- In the pages of the London Review of Books, Elif Batuman lances the poststructuralist boil that is Louis Althusser's reputation by calling the bluff on all the silly things that have been said about his murder of his wife, not least those said by Althusser himself:
In his manic periods, the philosopher compulsively seduced younger, more attractive women and brought them home to ‘show’ his wife. The actual murder took place when he was giving Hélène a ‘neck massage’ – on the front of her neck. The great Marxist pressed his thumbs ‘into the hollow at the top of Hélène’s breastbone and then, still pressing, slowly moved them both . . . up towards her ears’, squeezing so hard that he felt pain in his forearms. He noticed this pain before he noticed his wife’s glazed eyes and protruding tongue.
In The Future Lasts a Long Time, Althusser breezes through Hélène’s monstrous childhood in less than two pages, but returns again and again to the scene of his own symbolic ‘rape’ by his mother, which occurred after he began having wet dreams, and consisted of his mother pointing at his sheets and announcing: ‘Now you are a man, my son.’ Such passages alternate with confessions, self-recriminations, Freudian self-analyses and sentences like ‘I know you are waiting for me to talk about philosophy, politics, my position within the Party, and my books,’ creating an impression of parodic egotism.
- In the collapsing Russian economy, Keith Gessen has become a financial advisor:
The guys I play hockey with, a number of whom are bankers, know about the crisis. ‘We could start farming,’ one of them suggested a while ago as we sat in the locker room after another loss to our rivals.
‘I have a balcony. We can raise a goat.’
‘Or mushrooms. We could grow psychedelic mushrooms.’
‘No, the FSB controls that market. The minute you came out with your mushrooms they’d be visiting you.’
‘Gentlemen!’ Our captain wanted us to get back to business. ‘There is a financial crisis. But we are also in a hockey crisis.’

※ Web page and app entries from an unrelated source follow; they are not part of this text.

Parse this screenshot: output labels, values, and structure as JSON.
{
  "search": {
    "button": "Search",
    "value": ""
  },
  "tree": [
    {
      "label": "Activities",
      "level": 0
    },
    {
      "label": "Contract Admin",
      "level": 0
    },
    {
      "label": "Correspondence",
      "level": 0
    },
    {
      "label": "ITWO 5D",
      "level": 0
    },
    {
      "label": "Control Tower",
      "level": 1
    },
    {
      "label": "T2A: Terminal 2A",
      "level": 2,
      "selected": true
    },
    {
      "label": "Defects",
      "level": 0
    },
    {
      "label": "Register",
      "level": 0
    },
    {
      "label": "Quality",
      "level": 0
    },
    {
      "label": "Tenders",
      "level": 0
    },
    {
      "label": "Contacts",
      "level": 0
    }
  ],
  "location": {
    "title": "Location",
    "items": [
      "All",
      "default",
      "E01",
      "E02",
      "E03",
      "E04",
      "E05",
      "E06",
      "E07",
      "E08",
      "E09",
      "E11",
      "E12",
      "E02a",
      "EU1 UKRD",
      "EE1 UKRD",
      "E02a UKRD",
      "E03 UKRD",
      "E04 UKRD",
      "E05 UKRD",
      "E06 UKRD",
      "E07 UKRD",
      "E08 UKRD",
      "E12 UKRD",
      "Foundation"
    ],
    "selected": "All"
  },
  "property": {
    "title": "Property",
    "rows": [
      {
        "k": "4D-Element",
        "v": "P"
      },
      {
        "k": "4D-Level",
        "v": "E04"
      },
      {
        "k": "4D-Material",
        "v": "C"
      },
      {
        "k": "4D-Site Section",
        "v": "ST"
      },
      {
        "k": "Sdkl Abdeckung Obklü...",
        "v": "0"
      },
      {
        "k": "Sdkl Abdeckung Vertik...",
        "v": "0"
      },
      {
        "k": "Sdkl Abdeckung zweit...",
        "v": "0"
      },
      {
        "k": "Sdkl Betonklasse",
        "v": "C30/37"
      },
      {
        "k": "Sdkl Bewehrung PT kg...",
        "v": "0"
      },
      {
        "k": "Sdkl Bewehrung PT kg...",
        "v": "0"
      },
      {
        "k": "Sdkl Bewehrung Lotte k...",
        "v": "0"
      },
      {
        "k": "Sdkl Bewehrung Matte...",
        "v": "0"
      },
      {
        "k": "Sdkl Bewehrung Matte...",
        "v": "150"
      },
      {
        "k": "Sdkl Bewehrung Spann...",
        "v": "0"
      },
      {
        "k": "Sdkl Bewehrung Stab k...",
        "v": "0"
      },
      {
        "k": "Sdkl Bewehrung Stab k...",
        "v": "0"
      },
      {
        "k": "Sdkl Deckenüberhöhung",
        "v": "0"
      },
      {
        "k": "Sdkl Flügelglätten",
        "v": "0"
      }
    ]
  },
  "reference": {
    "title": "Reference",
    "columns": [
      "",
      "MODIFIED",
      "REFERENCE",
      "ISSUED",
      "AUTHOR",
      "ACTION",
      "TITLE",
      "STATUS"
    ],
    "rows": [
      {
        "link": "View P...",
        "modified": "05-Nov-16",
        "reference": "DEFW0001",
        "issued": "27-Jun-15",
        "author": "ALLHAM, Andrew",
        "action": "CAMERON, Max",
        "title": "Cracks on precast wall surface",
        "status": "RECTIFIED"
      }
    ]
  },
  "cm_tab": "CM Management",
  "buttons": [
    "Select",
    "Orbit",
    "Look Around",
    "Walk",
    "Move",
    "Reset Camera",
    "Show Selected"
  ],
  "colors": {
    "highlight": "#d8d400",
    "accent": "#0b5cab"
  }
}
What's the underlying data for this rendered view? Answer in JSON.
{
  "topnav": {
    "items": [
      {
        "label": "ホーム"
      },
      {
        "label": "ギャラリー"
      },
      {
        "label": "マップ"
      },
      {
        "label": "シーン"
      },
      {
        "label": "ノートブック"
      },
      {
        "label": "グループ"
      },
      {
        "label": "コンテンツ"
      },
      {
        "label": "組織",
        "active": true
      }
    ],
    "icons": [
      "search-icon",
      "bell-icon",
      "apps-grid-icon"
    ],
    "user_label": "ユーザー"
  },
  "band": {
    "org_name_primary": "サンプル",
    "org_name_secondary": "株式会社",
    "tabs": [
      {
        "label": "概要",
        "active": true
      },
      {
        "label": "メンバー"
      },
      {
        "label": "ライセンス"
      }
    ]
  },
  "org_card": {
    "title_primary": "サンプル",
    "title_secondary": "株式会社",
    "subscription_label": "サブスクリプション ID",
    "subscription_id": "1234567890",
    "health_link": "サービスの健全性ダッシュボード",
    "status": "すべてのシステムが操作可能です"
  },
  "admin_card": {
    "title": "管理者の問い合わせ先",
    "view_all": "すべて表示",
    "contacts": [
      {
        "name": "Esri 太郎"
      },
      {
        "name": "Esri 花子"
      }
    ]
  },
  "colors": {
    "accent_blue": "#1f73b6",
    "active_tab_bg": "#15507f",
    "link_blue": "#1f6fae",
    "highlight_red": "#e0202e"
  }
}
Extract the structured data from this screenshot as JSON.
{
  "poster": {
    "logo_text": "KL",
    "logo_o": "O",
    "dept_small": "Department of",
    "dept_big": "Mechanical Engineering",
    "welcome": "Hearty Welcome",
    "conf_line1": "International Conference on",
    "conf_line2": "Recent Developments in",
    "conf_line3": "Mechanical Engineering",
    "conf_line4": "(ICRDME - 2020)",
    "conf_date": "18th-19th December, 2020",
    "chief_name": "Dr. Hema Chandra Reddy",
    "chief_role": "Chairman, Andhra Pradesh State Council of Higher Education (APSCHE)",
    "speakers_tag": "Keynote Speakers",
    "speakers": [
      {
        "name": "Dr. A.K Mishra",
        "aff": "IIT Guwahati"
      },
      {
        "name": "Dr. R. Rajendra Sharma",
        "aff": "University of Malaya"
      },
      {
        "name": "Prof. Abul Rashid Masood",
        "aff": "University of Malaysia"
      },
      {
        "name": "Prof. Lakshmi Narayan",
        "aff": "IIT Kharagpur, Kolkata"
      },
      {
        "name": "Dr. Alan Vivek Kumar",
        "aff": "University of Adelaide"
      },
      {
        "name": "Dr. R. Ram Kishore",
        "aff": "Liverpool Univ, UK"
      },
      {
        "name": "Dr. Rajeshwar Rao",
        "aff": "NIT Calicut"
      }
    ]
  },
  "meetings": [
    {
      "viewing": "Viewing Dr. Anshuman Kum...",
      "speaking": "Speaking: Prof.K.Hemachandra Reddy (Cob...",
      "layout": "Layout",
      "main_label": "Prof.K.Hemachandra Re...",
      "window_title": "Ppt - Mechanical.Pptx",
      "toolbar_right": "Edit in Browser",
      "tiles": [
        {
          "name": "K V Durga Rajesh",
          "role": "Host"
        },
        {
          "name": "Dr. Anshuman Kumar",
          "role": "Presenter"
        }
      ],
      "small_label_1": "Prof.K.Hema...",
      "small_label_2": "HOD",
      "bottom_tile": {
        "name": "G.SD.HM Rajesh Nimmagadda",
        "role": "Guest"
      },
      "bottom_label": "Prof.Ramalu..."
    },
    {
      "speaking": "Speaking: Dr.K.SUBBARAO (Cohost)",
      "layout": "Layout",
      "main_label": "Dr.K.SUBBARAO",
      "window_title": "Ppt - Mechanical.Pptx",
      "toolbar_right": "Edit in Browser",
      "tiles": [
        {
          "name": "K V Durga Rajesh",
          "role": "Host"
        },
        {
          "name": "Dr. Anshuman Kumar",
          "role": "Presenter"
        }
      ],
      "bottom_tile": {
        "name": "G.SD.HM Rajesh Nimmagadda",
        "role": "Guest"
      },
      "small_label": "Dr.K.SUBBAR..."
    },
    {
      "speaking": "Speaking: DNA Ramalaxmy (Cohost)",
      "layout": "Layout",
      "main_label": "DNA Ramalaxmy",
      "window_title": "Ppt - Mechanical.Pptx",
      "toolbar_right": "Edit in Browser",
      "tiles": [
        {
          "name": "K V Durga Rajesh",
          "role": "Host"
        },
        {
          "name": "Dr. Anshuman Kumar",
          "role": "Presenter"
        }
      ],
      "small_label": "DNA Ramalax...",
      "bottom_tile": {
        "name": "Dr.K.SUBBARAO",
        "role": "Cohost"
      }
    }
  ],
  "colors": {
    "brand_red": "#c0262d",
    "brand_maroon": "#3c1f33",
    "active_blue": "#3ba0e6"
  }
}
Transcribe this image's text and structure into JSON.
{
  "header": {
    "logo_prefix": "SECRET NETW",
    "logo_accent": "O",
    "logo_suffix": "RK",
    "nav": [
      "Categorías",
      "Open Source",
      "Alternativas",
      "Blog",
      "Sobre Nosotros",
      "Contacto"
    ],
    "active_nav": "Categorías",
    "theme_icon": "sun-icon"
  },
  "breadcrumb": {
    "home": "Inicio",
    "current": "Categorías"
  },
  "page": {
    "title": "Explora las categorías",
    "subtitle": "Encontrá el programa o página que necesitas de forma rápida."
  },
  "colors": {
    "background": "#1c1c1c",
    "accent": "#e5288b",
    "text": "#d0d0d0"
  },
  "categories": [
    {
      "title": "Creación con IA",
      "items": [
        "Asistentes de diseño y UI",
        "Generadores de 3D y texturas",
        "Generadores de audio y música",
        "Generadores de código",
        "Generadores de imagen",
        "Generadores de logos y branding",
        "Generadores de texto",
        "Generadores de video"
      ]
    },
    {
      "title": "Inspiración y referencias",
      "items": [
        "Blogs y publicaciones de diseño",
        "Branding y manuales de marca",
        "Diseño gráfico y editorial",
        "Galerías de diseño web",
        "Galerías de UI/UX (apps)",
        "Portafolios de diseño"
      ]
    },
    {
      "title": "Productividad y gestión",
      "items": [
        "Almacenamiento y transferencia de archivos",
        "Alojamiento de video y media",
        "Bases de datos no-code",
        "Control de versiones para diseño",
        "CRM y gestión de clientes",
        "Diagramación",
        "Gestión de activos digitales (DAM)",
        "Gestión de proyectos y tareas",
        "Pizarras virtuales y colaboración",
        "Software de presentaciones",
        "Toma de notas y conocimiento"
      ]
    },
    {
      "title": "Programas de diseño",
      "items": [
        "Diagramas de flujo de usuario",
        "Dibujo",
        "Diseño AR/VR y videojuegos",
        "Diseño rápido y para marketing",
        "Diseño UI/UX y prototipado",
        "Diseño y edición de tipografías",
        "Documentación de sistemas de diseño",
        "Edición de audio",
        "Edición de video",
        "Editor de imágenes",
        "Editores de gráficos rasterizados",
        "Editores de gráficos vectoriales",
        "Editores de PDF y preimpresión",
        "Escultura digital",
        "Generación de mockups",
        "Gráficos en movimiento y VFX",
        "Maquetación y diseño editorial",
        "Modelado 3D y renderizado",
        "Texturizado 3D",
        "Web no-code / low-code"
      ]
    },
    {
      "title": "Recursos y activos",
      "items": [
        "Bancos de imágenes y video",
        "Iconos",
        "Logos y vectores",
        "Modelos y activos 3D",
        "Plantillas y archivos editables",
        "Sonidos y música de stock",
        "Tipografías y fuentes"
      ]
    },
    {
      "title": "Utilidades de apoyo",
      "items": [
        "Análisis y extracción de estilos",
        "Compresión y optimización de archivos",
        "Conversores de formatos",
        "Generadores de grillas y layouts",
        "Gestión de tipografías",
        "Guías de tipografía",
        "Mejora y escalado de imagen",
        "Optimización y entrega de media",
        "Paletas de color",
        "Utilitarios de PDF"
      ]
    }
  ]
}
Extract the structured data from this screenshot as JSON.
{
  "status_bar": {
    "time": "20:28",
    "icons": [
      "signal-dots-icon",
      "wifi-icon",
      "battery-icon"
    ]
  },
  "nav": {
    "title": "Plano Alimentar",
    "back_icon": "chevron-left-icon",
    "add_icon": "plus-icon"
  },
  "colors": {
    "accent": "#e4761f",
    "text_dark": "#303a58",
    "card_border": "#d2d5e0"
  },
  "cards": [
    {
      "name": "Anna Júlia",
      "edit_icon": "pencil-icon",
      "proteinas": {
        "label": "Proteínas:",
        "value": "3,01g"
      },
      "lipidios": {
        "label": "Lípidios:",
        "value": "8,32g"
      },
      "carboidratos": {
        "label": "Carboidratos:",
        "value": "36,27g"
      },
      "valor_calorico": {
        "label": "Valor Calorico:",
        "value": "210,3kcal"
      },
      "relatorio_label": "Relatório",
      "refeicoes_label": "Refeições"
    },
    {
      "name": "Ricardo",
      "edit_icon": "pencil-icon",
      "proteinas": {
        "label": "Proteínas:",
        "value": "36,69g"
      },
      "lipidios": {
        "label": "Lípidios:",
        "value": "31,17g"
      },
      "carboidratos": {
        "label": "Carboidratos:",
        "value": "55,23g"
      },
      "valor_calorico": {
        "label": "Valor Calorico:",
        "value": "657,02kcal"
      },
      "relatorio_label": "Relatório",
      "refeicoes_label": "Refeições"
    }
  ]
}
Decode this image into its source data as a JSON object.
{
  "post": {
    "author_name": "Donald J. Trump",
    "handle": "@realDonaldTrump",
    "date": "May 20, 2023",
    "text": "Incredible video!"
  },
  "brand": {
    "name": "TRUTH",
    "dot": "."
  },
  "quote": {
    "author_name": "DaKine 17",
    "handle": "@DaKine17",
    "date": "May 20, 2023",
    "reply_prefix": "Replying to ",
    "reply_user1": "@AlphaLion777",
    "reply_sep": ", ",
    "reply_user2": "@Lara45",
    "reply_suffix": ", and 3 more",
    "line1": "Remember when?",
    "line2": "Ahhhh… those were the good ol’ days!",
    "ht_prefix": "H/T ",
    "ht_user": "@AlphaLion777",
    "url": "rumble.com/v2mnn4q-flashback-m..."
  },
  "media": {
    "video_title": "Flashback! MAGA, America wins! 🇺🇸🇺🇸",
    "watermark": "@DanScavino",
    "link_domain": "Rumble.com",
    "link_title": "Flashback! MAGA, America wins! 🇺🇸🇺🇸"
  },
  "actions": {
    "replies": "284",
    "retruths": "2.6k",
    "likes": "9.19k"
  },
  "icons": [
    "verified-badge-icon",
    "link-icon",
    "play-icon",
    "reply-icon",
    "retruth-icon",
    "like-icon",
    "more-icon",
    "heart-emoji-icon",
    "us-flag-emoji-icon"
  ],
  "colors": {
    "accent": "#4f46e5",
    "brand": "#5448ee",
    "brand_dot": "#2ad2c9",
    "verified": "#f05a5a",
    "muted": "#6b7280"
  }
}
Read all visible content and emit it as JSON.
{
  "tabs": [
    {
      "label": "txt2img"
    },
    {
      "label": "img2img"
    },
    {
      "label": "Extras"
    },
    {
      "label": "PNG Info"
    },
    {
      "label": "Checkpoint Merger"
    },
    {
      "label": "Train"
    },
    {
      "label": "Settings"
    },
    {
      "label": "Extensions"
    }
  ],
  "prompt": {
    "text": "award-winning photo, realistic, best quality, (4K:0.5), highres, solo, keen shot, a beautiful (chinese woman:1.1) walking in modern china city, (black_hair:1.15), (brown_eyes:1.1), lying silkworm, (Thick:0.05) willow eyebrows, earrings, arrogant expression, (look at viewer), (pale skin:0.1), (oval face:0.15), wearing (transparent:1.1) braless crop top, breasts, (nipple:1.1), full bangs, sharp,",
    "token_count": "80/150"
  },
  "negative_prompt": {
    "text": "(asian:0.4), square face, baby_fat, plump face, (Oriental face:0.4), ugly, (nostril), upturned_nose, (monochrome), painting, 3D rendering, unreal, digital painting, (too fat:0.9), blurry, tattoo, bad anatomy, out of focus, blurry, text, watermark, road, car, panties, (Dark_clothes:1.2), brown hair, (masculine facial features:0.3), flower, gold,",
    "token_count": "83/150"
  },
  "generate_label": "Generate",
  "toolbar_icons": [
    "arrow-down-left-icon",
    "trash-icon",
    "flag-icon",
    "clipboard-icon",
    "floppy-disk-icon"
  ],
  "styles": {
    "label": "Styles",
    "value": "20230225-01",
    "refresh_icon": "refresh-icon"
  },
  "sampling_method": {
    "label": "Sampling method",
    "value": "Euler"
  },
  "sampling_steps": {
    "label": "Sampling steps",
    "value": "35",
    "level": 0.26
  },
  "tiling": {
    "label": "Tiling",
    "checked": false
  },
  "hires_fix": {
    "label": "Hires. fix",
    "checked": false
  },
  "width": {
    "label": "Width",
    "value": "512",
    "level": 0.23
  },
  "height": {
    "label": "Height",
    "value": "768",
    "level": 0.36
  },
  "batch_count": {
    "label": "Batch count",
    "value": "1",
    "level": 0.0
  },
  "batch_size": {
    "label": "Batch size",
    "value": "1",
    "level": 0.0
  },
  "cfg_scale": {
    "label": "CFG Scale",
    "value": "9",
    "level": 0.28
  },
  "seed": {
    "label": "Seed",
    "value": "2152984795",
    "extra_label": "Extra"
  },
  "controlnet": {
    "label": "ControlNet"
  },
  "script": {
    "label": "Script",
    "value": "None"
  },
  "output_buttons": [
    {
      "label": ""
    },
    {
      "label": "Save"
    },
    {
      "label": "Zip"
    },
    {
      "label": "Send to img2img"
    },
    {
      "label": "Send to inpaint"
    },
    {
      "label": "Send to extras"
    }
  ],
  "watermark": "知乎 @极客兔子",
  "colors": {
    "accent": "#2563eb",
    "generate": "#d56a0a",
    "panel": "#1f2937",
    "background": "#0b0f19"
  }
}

‘We’re better off with a goat,’ the first banker continued. ‘It will give you milk – and progeny!’
- Christine Smallwood profiles America's greatest toponymist for The Nation:
Stewart's lyricism is fashioned from two materials: Old Testament fire and brimstone–a pervasive climate of environmental tempests and spiritual tests–and the incantations of names. The latter found their fullest expression in his most famous work, Names on the Land. Released three years before Fire, the book is a history of American place-names that retraces the paths of conquistadors, pilgrims, frontiersmen and merchants across the Lower 48. (A reissue added chapters on Alaska and Hawaii.) A ramble through the book's index reveals the land's rhythms and curiosities: Puget Sound, Pulaski, Pumly Tar, Punxsutawney, Purgatoire, Putah Creek, Putin, Puu. Toby's Creek, Todd's Corner, Togo, Tokio, Tokio River, Toledo, Tolo, Tolono, Tolstoi, Tomato Creek, Tomball, Tombstone. Bird-in-Hand, Deal, Fertility, Intercourse. Stewart was a poet, but he was a tough guy, too, like Mailer. Unlike Mailer, though, who fueled his machismo with flights of scotch, Stewart was a rugged survivalist, a social conservative who measured testosterone in miles hiked.